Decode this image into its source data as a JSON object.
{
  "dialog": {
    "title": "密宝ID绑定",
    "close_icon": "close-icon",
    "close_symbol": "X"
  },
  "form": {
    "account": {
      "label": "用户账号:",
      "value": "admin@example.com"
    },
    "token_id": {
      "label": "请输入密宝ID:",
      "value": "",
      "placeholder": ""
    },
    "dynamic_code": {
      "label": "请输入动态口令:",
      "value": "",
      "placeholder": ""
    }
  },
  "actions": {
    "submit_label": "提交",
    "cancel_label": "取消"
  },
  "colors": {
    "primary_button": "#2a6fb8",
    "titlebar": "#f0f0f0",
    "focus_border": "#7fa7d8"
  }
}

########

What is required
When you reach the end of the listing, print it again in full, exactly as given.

Answer space
Decode this image into its source data as a JSON object.
{
  "dialog": {
    "title": "密宝ID绑定",
    "close_icon": "close-icon",
    "close_symbol": "X"
  },
  "form": {
    "account": {
      "label": "用户账号:",
      "value": "admin@example.com"
    },
    "token_id": {
      "label": "请输入密宝ID:",
      "value": "",
      "placeholder": ""
    },
    "dynamic_code": {
      "label": "请输入动态口令:",
      "value": "",
      "placeholder": ""
    }
  },
  "actions": {
    "submit_label": "提交",
    "cancel_label": "取消"
  },
  "colors": {
    "primary_button": "#2a6fb8",
    "titlebar": "#f0f0f0",
    "focus_border": "#7fa7d8"
  }
}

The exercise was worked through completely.